[Data about app and page elements]
+--

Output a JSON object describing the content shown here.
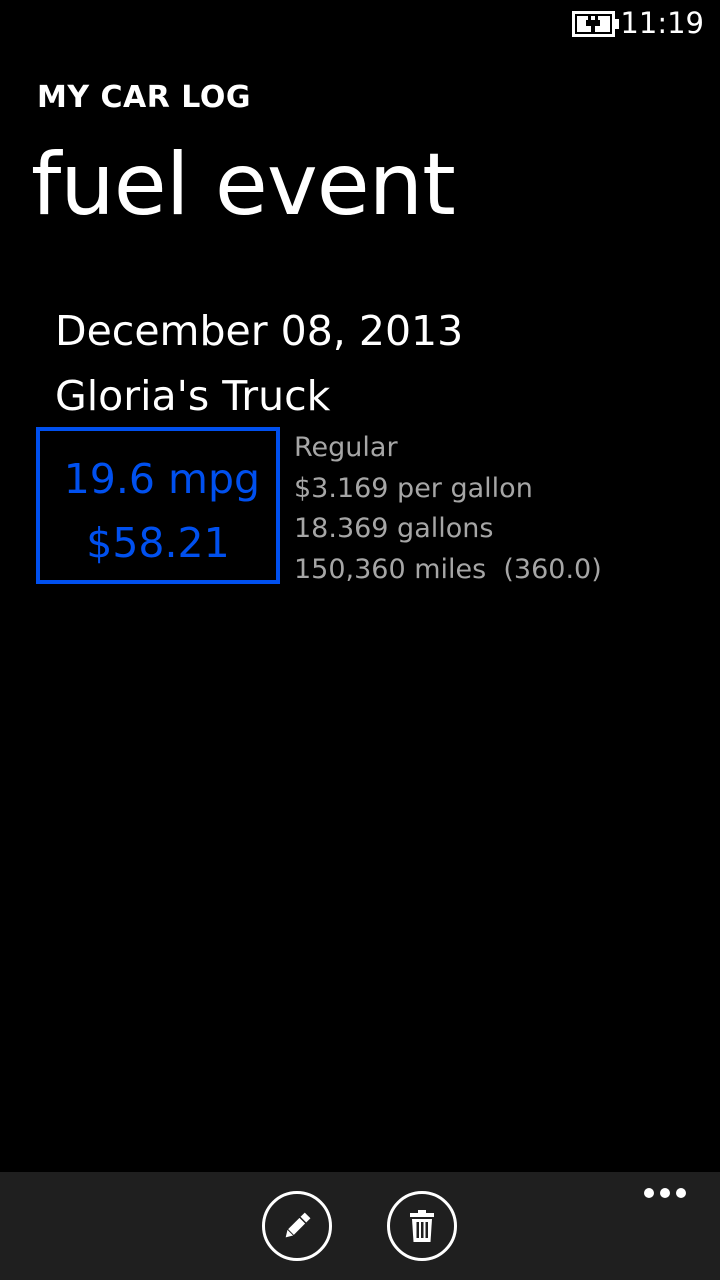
{
  "status_bar": {
    "time": "11:19",
    "battery_icon": "battery-charging-icon"
  },
  "header": {
    "app_title": "MY CAR LOG",
    "page_title": "fuel event"
  },
  "event": {
    "date": "December 08, 2013",
    "vehicle": "Gloria's Truck",
    "mpg": "19.6 mpg",
    "total_cost": "$58.21",
    "fuel_grade": "Regular",
    "price_per_gallon": "$3.169 per gallon",
    "gallons": "18.369 gallons",
    "odometer": "150,360 miles  (360.0)"
  },
  "app_bar": {
    "buttons": [
      {
        "name": "edit",
        "icon": "pencil-icon"
      },
      {
        "name": "delete",
        "icon": "trash-icon"
      }
    ],
    "more_icon": "ellipsis-icon"
  },
  "colors": {
    "accent": "#0050EF",
    "background": "#000000",
    "secondary_text": "#a6a6a6",
    "app_bar_bg": "#1f1f1f"
  }
}
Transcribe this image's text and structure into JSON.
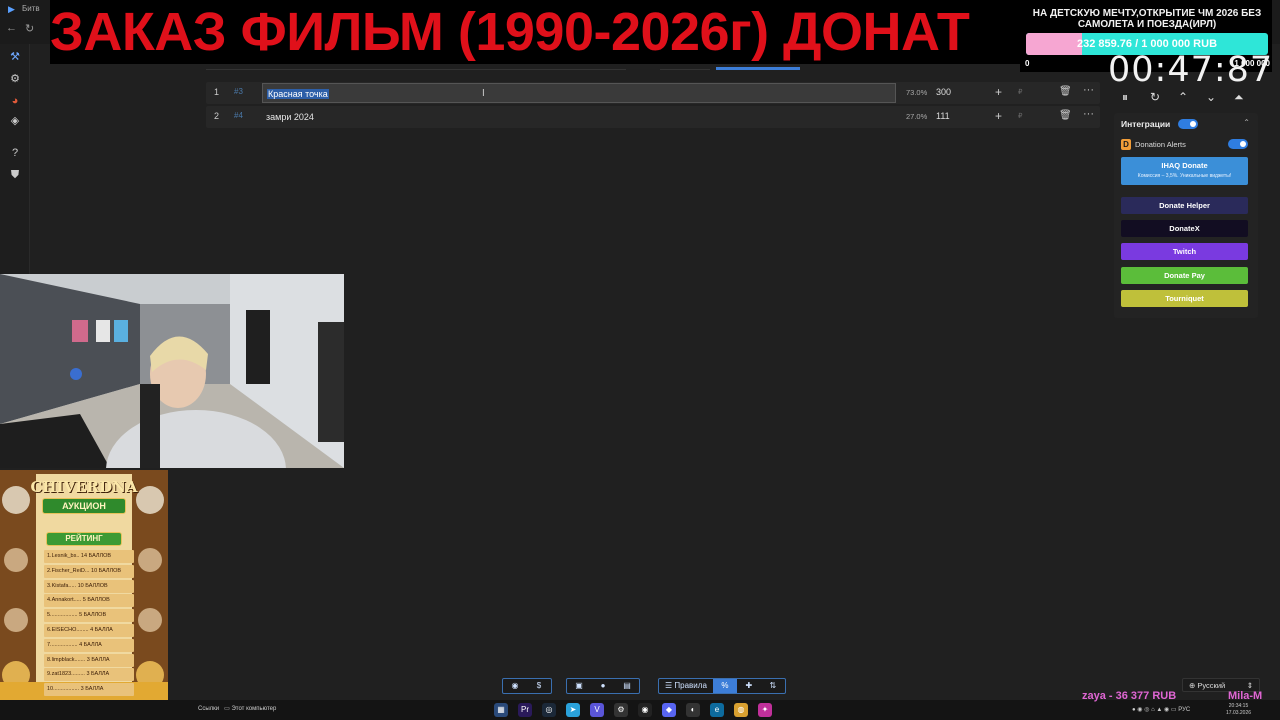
{
  "browser": {
    "tab_label": "Битв"
  },
  "banner": {
    "text": "ЗАКАЗ ФИЛЬМ (1990-2026г) ДОНАТ"
  },
  "goal": {
    "title": "НА ДЕТСКУЮ МЕЧТУ,ОТКРЫТИЕ ЧМ 2026 БЕЗ САМОЛЕТА И ПОЕЗДА(ИРЛ)",
    "progress_text": "232 859.76 / 1 000 000 RUB",
    "progress_fraction": 0.233,
    "min_label": "0",
    "max_label": "1 000 000",
    "fill_color": "#f6a6d2",
    "track_color": "#2ee6d8"
  },
  "timer": {
    "value": "00:47:87"
  },
  "lots": [
    {
      "index": "1",
      "hash": "#3",
      "name": "Красная точка",
      "percent": "73.0%",
      "amount": "300",
      "editing": true
    },
    {
      "index": "2",
      "hash": "#4",
      "name": "замри 2024",
      "percent": "27.0%",
      "amount": "111",
      "editing": false
    }
  ],
  "lot_icons": {
    "add": "+",
    "currency": "₽",
    "delete": "trash-icon",
    "more": "···"
  },
  "controls": {
    "pause": "⏸",
    "reset": "↻",
    "up": "⌃",
    "down": "⌄",
    "collapse": "⏶"
  },
  "integrations": {
    "title": "Интеграции",
    "donation_alerts": "Donation Alerts",
    "services": [
      {
        "label": "IHAQ Donate",
        "sub": "Комиссия – 3,5%. Уникальные виджеты!",
        "color": "#3b8fd8"
      },
      {
        "label": "Donate Helper",
        "color": "#2a2a5a"
      },
      {
        "label": "DonateX",
        "color": "#120d22"
      },
      {
        "label": "Twitch",
        "color": "#7a3ae0"
      },
      {
        "label": "Donate Pay",
        "color": "#5bbd3a"
      },
      {
        "label": "Tourniquet",
        "color": "#bfc03a"
      }
    ]
  },
  "rating": {
    "title": "CHIVERDNA",
    "subtitle": "АУКЦИОН",
    "badge": "РЕЙТИНГ",
    "entries": [
      "1.Lesnik_bs.. 14 БАЛЛОВ",
      "2.Fischer_ReiD... 10 БАЛЛОВ",
      "3.Kistafa..... 10 БАЛЛОВ",
      "4.Annakort..... 5 БАЛЛОВ",
      "5.................. 5 БАЛЛОВ",
      "6.EISECHO........ 4 БАЛЛА",
      "7.................. 4 БАЛЛА",
      "8.limpblack....... 3 БАЛЛА",
      "9.zat1823......... 3 БАЛЛА",
      "10................. 3 БАЛЛА"
    ]
  },
  "bottom_toolbar": {
    "rules_label": "Правила",
    "percent_label": "%"
  },
  "language": {
    "selected": "Русский"
  },
  "taskbar": {
    "links_label": "Ссылки",
    "computer_label": "Этот компьютер",
    "lang": "РУС",
    "time": "20:34:15",
    "date": "17.03.2026"
  },
  "donor_overlay": {
    "left": "zaya - 36 377 RUB",
    "right": "Mila-M"
  }
}
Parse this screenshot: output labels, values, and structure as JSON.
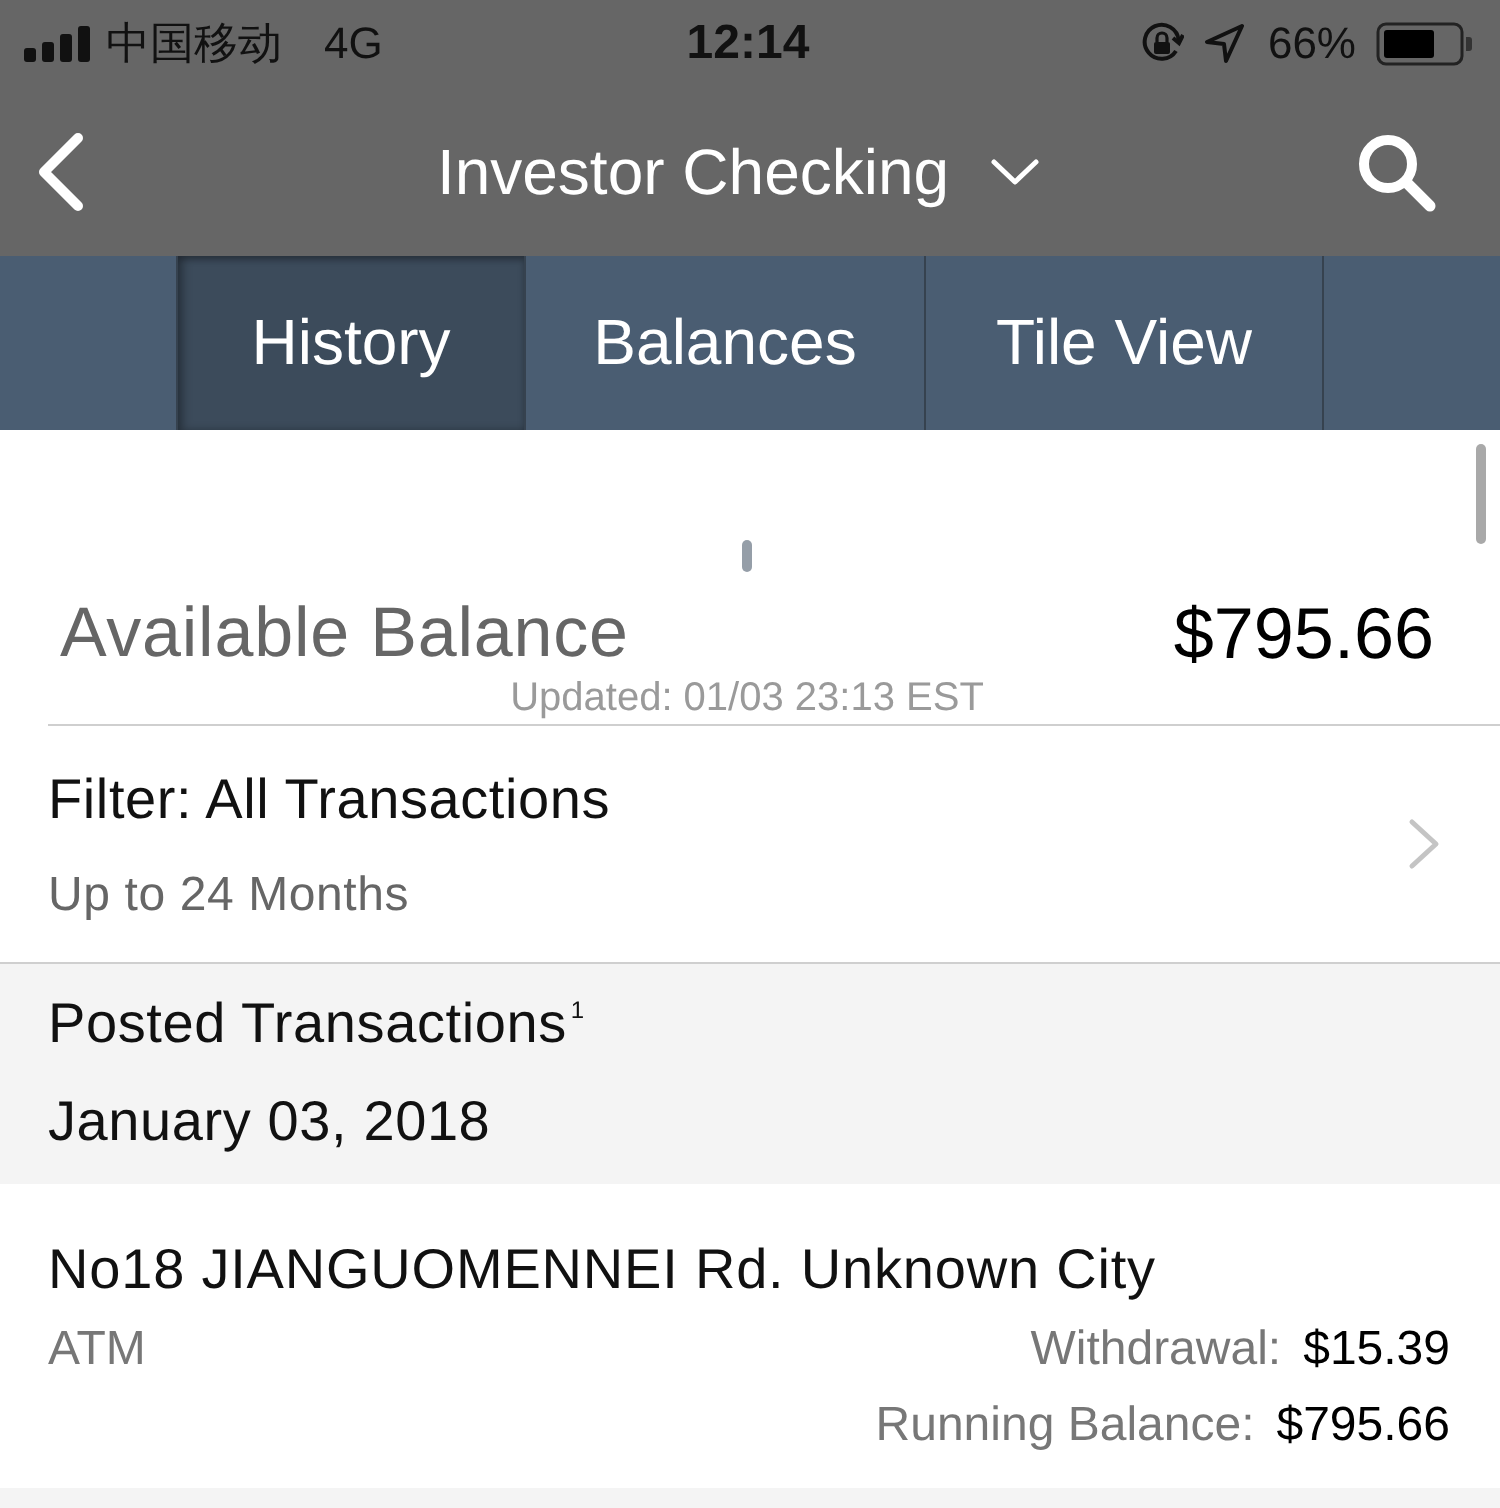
{
  "status_bar": {
    "carrier": "中国移动",
    "network": "4G",
    "time": "12:14",
    "battery_percent": "66%"
  },
  "nav_bar": {
    "title": "Investor Checking"
  },
  "tabs": [
    {
      "label": "History",
      "selected": true
    },
    {
      "label": "Balances",
      "selected": false
    },
    {
      "label": "Tile View",
      "selected": false
    }
  ],
  "balance": {
    "label": "Available Balance",
    "amount": "$795.66",
    "updated": "Updated: 01/03 23:13 EST"
  },
  "filter": {
    "title": "Filter: All Transactions",
    "subtitle": "Up to 24 Months"
  },
  "section": {
    "title": "Posted Transactions$^{1}$",
    "date": "January 03, 2018"
  },
  "transactions": [
    {
      "description": "No18 JIANGUOMENNEI Rd. Unknown City",
      "type": "ATM",
      "amount_label": "Withdrawal:",
      "amount": "$15.39",
      "running_label": "Running Balance:",
      "running_balance": "$795.66"
    }
  ]
}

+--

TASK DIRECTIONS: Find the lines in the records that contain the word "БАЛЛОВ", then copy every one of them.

RESULT BELOW:
      "1.Lesnik_bs.. 14 БАЛЛОВ",
      "2.Fischer_ReiD... 10 БАЛЛОВ",
      "3.Kistafa..... 10 БАЛЛОВ",
      "4.Annakort..... 5 БАЛЛОВ",
      "5.................. 5 БАЛЛОВ",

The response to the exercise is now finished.